As reported by The New York Times, film critic Pauline Kael expressed shock at Richard Nixon’s landslide victory over George McGovern in 1972. “I live in a rather special world. I only know one person who voted for Nixon. Where they are I don’t know. They’re outside my ken. But sometimes when I’m in a theater I can feel them.” Even after the votes were in and counted, Kael wanted to believe her lyin’ eyes. This year, it’s Republicans who have fallen prey to confirmation bias and rejected the data in favor of preconceived ideological commitments and intuition.
Stats wizard Nate Silver has been at the center of a controversy this election season as his data-driven presidential election analysis, outlined at his FiveThirtyEight blog, contradicted the desires of Republicans and pundits who did not want a clear victory for President Obama (albeit for different reasons). Silver created a forecasting model that was uncannily accurate in 2008 (49 of 50 states) and which consistently predicted that President Obama was a clear favorite over Mitt Romney, angering conservatives in the process. When the President won a clear victory last night (the extent of which is still being determined as I write this), Silver’s method and approach were vindicated.
Silver critics such as Politico’s Dylan Byers (“Nate Silver could be a one-term celebrity”), David Brooks of The New York Times (“The pollsters tell us what’s happening now. When they start projecting, they’re getting into silly land”), Morning Joe‘s Joe Scarborough (“Nate Silver says this is a 73.6 percent chance that the president is going to win? Nobody in that campaign thinks they have a 73 percent chance — they think they have a 50.1 percent chance of winning”), The Washington Post’s Michael Gerson (“Silver’s prediction is not an innovation; it is trend taken to its absurd extreme”) and Politico’s Josh Gerstein (“Isn’t the basic problem with the Nate Silver prediction in question, and the critique, that it puts a percentage on a one-off event?”) have all demonstrated that, consistent with my warnings, we simply do not deal with probability very well. More fundamentally, their data-deficient “analysis” has been weighed and found wanting.

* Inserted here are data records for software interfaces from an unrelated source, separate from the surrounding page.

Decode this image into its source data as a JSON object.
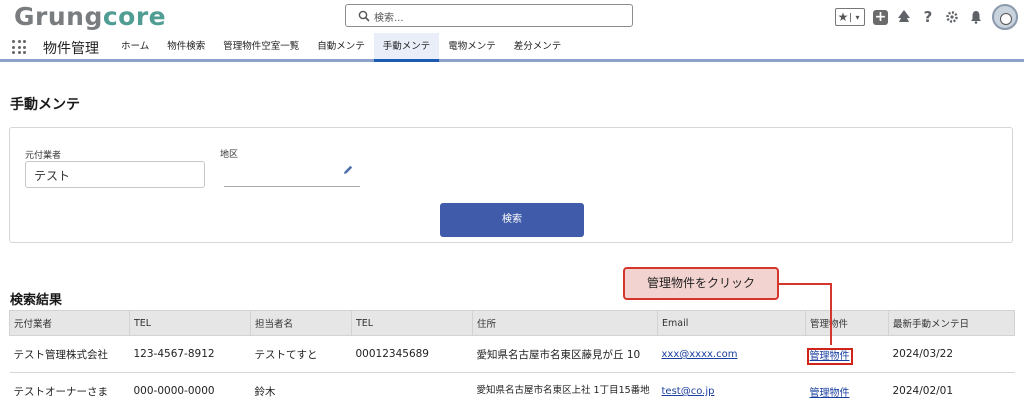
{
  "brand": {
    "part1": "Grung",
    "part2": "core"
  },
  "search": {
    "placeholder": "検索..."
  },
  "nav": {
    "app_name": "物件管理",
    "tabs": [
      {
        "label": "ホーム"
      },
      {
        "label": "物件検索"
      },
      {
        "label": "管理物件空室一覧"
      },
      {
        "label": "自動メンテ"
      },
      {
        "label": "手動メンテ",
        "active": true
      },
      {
        "label": "電物メンテ"
      },
      {
        "label": "差分メンテ"
      }
    ]
  },
  "page": {
    "title": "手動メンテ"
  },
  "form": {
    "contractor_label": "元付業者",
    "contractor_value": "テスト",
    "area_label": "地区",
    "search_button": "検索"
  },
  "results": {
    "title": "検索結果",
    "columns": [
      "元付業者",
      "TEL",
      "担当者名",
      "TEL",
      "住所",
      "Email",
      "管理物件",
      "最新手動メンテ日"
    ],
    "rows": [
      {
        "contractor": "テスト管理株式会社",
        "tel": "123-4567-8912",
        "person": "テストてすと",
        "tel2": "00012345689",
        "address": "愛知県名古屋市名東区藤見が丘 10",
        "email": "xxx@xxxx.com",
        "property": "管理物件",
        "date": "2024/03/22"
      },
      {
        "contractor": "テストオーナーさま",
        "tel": "000-0000-0000",
        "person": "鈴木",
        "tel2": "",
        "address": "愛知県名古屋市名東区上社 1丁目15番地",
        "email": "test@co.jp",
        "property": "管理物件",
        "date": "2024/02/01"
      }
    ]
  },
  "callout": {
    "text": "管理物件をクリック"
  },
  "colors": {
    "accent": "#3f5ba9",
    "callout_border": "#d5362c",
    "link": "#1a3f9e"
  },
  "icons": [
    "search-icon",
    "favorite-star-icon",
    "add-icon",
    "trailhead-icon",
    "help-icon",
    "settings-icon",
    "bell-icon",
    "avatar",
    "app-launcher-icon",
    "pencil-icon"
  ]
}
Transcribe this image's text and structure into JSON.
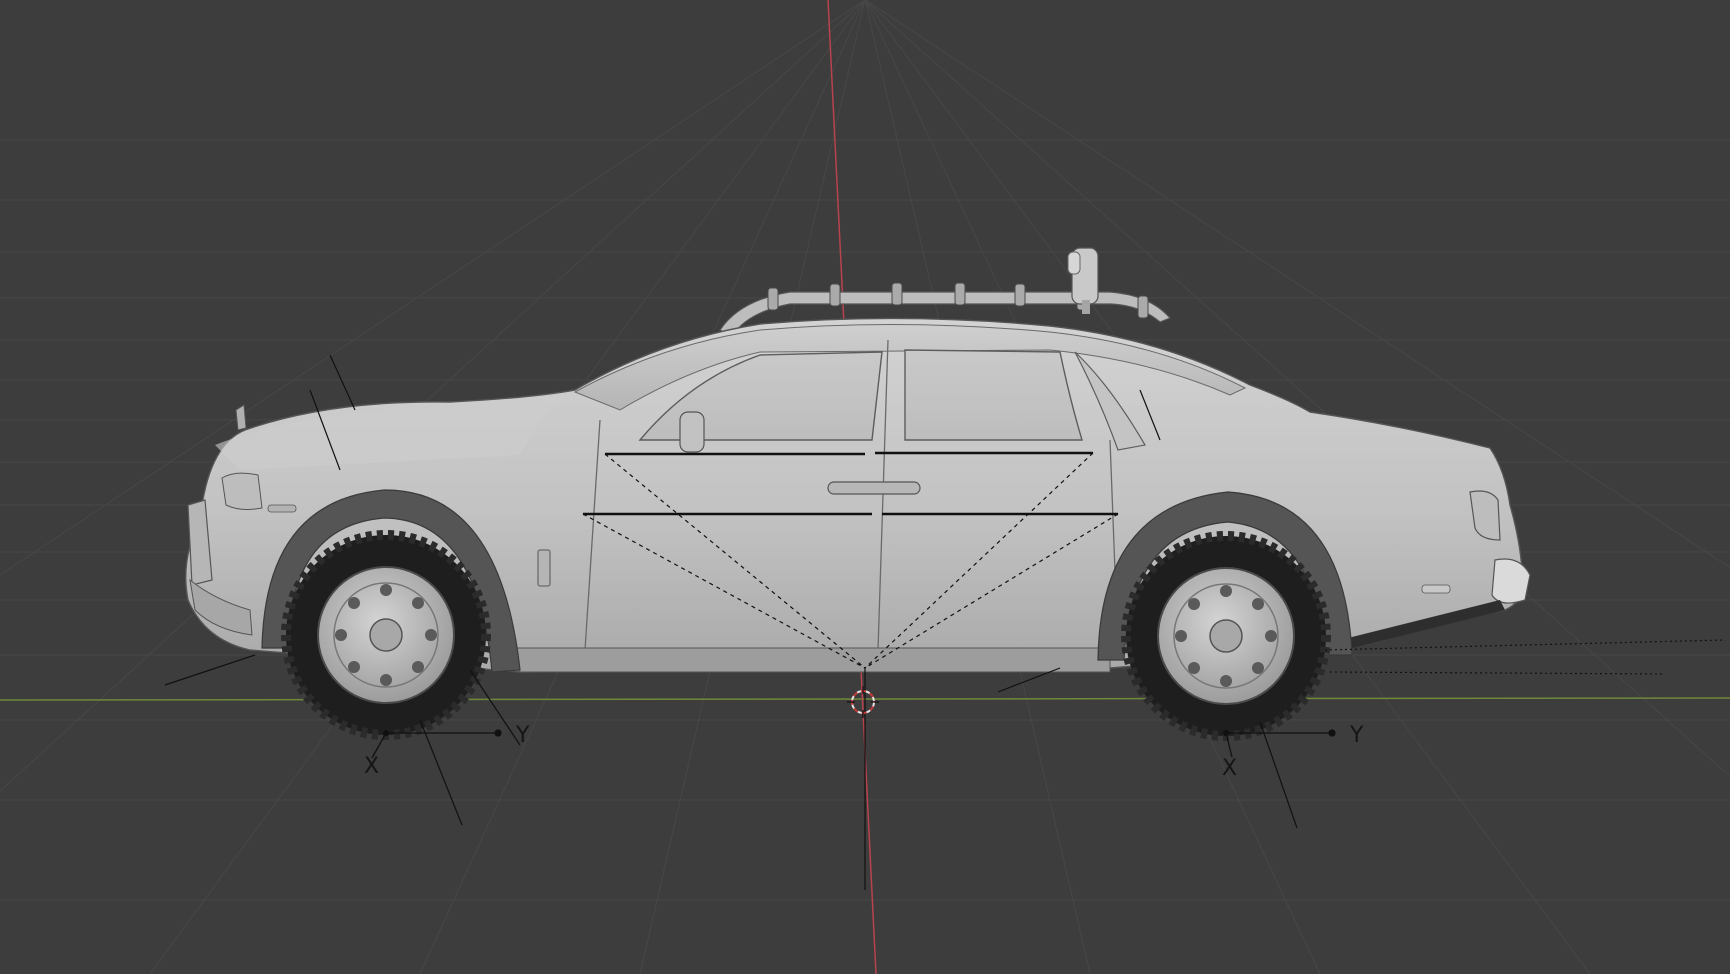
{
  "viewport": {
    "background": "#3d3d3d",
    "grid_color": "#474747",
    "x_axis_color": "#6e8a3a",
    "y_axis_color": "#b8434e",
    "shading_color": "#c8c8c8"
  },
  "scene": {
    "object": "car",
    "front_wheel_gizmo": {
      "x_label": "X",
      "y_label": "Y"
    },
    "rear_wheel_gizmo": {
      "x_label": "X",
      "y_label": "Y"
    },
    "cursor_icon": "3d-cursor-icon"
  }
}
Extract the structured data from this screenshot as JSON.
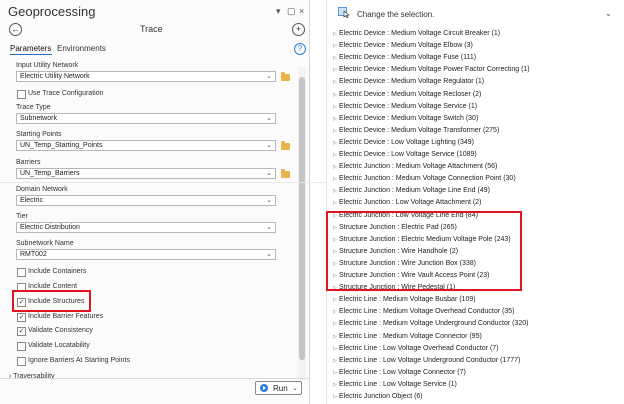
{
  "gp": {
    "title": "Geoprocessing",
    "header_controls": [
      "▾",
      "▢",
      "×"
    ],
    "back": "←",
    "add": "+",
    "tool_title": "Trace",
    "tabs": [
      "Parameters",
      "Environments"
    ],
    "help": "?",
    "input_network_label": "Input Utility Network",
    "input_network_value": "Electric Utility Network",
    "use_trace_config_label": "Use Trace Configuration",
    "trace_type_label": "Trace Type",
    "trace_type_value": "Subnetwork",
    "starting_points_label": "Starting Points",
    "starting_points_value": "UN_Temp_Starting_Points",
    "barriers_label": "Barriers",
    "barriers_value": "UN_Temp_Barriers",
    "domain_network_label": "Domain Network",
    "domain_network_value": "Electric",
    "tier_label": "Tier",
    "tier_value": "Electric Distribution",
    "subnetwork_name_label": "Subnetwork Name",
    "subnetwork_name_value": "RMT002",
    "checkboxes": [
      {
        "label": "Include Containers",
        "checked": false
      },
      {
        "label": "Include Content",
        "checked": false
      },
      {
        "label": "Include Structures",
        "checked": true
      },
      {
        "label": "Include Barrier Features",
        "checked": true
      },
      {
        "label": "Validate Consistency",
        "checked": true
      },
      {
        "label": "Validate Locatability",
        "checked": false
      },
      {
        "label": "Ignore Barriers At Starting Points",
        "checked": false
      }
    ],
    "traversability_label": "Traversability",
    "run_label": "Run",
    "highlight_color": "#e0141e"
  },
  "selection": {
    "hint": "Change the selection.",
    "highlight_color": "#e0141e",
    "rows": [
      "Electric Device : Medium Voltage Circuit Breaker (1)",
      "Electric Device : Medium Voltage Elbow (3)",
      "Electric Device : Medium Voltage Fuse (111)",
      "Electric Device : Medium Voltage Power Factor Correcting (1)",
      "Electric Device : Medium Voltage Regulator (1)",
      "Electric Device : Medium Voltage Recloser (2)",
      "Electric Device : Medium Voltage Service (1)",
      "Electric Device : Medium Voltage Switch (30)",
      "Electric Device : Medium Voltage Transformer (275)",
      "Electric Device : Low Voltage Lighting (349)",
      "Electric Device : Low Voltage Service (1089)",
      "Electric Junction : Medium Voltage Attachment (56)",
      "Electric Junction : Medium Voltage Connection Point (30)",
      "Electric Junction : Medium Voltage Line End (49)",
      "Electric Junction : Low Voltage Attachment (2)",
      "Electric Junction : Low Voltage Line End (84)",
      "Structure Junction : Electric Pad (265)",
      "Structure Junction : Electric Medium Voltage Pole (243)",
      "Structure Junction : Wire Handhole (2)",
      "Structure Junction : Wire Junction Box (338)",
      "Structure Junction : Wire Vault Access Point (23)",
      "Structure Junction : Wire Pedestal (1)",
      "Electric Line : Medium Voltage Busbar (109)",
      "Electric Line : Medium Voltage Overhead Conductor (35)",
      "Electric Line : Medium Voltage Underground Conductor (320)",
      "Electric Line : Medium Voltage Connector (95)",
      "Electric Line : Low Voltage Overhead Conductor (7)",
      "Electric Line : Low Voltage Underground Conductor (1777)",
      "Electric Line : Low Voltage Connector (7)",
      "Electric Line : Low Voltage Service (1)",
      "Electric Junction Object (6)"
    ]
  }
}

With respect to probability, as Silver warned Byers, one shouldn’t confuse prediction with prophecy. As Zeynep Tufekci proclaimed at Wired in his careful defense of Silver, this “isn’t wizardry,” but “the sound science of complex systems.” Accordingly, “[u]ncertainty is an integral part of it. But that uncertainty shouldn’t suggest that we don’t know anything, that we’re completely in the dark, that everything’s a toss-up.” Here’s the key:
What his model says is that currently, given what we know, if we run a gabazillion modeled elections, Obama wins 80 percent of the time…Since we’ll only have one election on Nov. 6, it’s possible that Obama can lose. But Nate Silver’s (and others’) statistical models remain robust and worth keeping and expanding — regardless of the outcome this Tuesday.

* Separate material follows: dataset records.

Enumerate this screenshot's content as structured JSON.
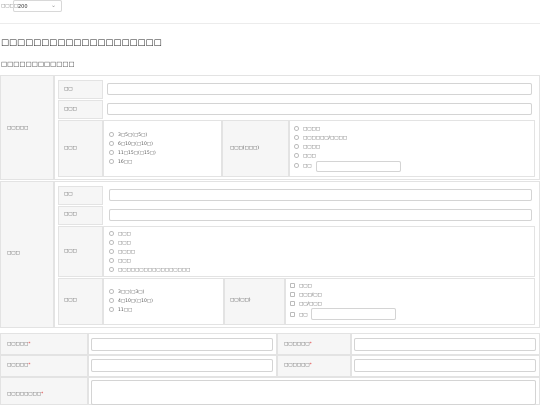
{
  "toolbar": {
    "count_label": "□□□□:",
    "count_value": "200"
  },
  "page_title": "□□□□□□□□□□□□□□□□□□□□",
  "section_title": "□□□□□□□□□□□□",
  "group1": {
    "label": "□□□□□",
    "row1_label": "□□",
    "row2_label": "□□□",
    "row3_label": "□□□",
    "radios": [
      "3□5□(□5□)",
      "6□10□(□10□)",
      "11□15□(□15□)",
      "16□□"
    ],
    "mid_label": "□□□(□□□)",
    "options": [
      "□□□□",
      "□□□□□□/□□□□",
      "□□□□",
      "□□□",
      "□□"
    ]
  },
  "group2": {
    "label": "□□□",
    "row1_label": "□□",
    "row2_label": "□□□",
    "row3_label": "□□□",
    "row3_options": [
      "□□□",
      "□□□",
      "□□□□",
      "□□□",
      "□□□□□□□□□□□□□□□□□"
    ],
    "row4_label": "□□□",
    "radios": [
      "3□□(□3□)",
      "4□10□(□10□)",
      "11□□"
    ],
    "mid_label": "□□(□□)",
    "checks": [
      "□□□",
      "□□□/□□",
      "□□/□□□",
      "□□"
    ]
  },
  "footer": {
    "r1_left": "□□□□□",
    "r1_right": "□□□□□□",
    "r2_left": "□□□□□",
    "r2_right": "□□□□□□",
    "r3_left": "□□□□□□□□"
  }
}
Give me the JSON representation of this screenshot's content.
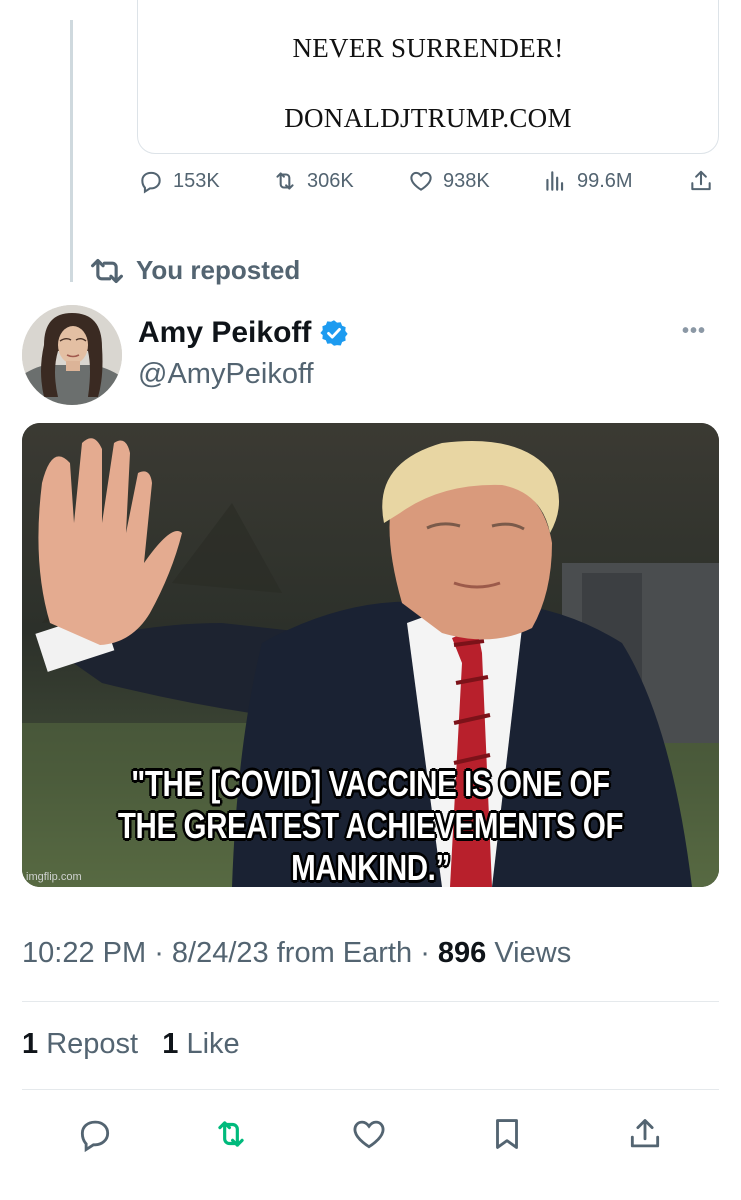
{
  "quoted_card": {
    "line1": "NEVER SURRENDER!",
    "line2": "DONALDJTRUMP.COM"
  },
  "quoted_stats": {
    "replies": "153K",
    "reposts": "306K",
    "likes": "938K",
    "views": "99.6M"
  },
  "repost_banner": "You reposted",
  "author": {
    "name": "Amy Peikoff",
    "handle": "@AmyPeikoff",
    "verified": true
  },
  "media": {
    "caption_line1": "\"THE [COVID] VACCINE IS ONE OF",
    "caption_line2": "THE GREATEST ACHIEVEMENTS OF MANKIND.”",
    "watermark": "imgflip.com"
  },
  "meta": {
    "time": "10:22 PM",
    "date": "8/24/23",
    "source": "from Earth",
    "views_count": "896",
    "views_label": "Views"
  },
  "engagement": {
    "repost_count": "1",
    "repost_label": "Repost",
    "like_count": "1",
    "like_label": "Like"
  },
  "colors": {
    "accent_blue": "#1d9bf0",
    "repost_green": "#00ba7c",
    "secondary_text": "#536471"
  },
  "icons": {
    "reply": "reply-icon",
    "repost": "repost-icon",
    "like": "heart-icon",
    "views": "analytics-icon",
    "share": "share-icon",
    "bookmark": "bookmark-icon",
    "more": "more-icon",
    "verified": "verified-badge-icon"
  }
}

Wa-Bam. The probabilities were clear. Governor Romney could have won, but it was unlikely.
With respect to data, Ezra Klein ‘s Wonkblog at the Washington Post offers a detailed defense of quantitative analysis as well as Silver (more here). Had Silver’s model been wrong, it would have been because the underlying polls — lots of them — were wrong. Silver’s model is a sophisticated form of poll valuation and aggregation together with demographic and voting trend analysis.
As my Above the Market masthead proclaims, I believe in and strive to focus on “data-driven analysis.” Because Silver’s work is quintessentially that, it was easy for me to rely upon it in making my prediction of 303 electoral votes for the President (Silver predicted 313). The pundits, however, were all over the map. Data must override ideology, punditry and feelings whether we’re talking about elections, markets or anything else. Data wins. If you want to oppose what the data suggests, it can only be done via better data or better analysis of the data.
To be clear, my prediction (like Silver’s) could have been dramatically wrong. Again, it was based upon data and probabilities rather than certainties. The electorate could have defied the odds (in much the same way that a longshot can win the Super Bowl). Silver, in his fine new book The Signal and the Noise, urges us to “stop and smell the data — slow down, and consider the imperfections in your thinking.” Those of us who work in the markets should do exactly as he suggests.
There is no denying the Republicans have the passion now, the enthusiasm. The Democrats do not. Independents are breaking for Romney. And there’s the thing about the yard signs. In Florida a few weeks ago I saw Romney signs, not Obama ones. From Ohio I hear the same. From tony Northwest Washington, D.C., I hear the same.
Is it possible this whole thing is playing out before our eyes and we’re not really noticing because we’re too busy looking at data on paper instead of what’s in front of us? Maybe that’s the real distortion of the polls this year: They left us discounting the world around us.
Her writing is still lovely but her lyin’ eyes were wrong and that form of punditry (and market analysis) is d-e-a-d.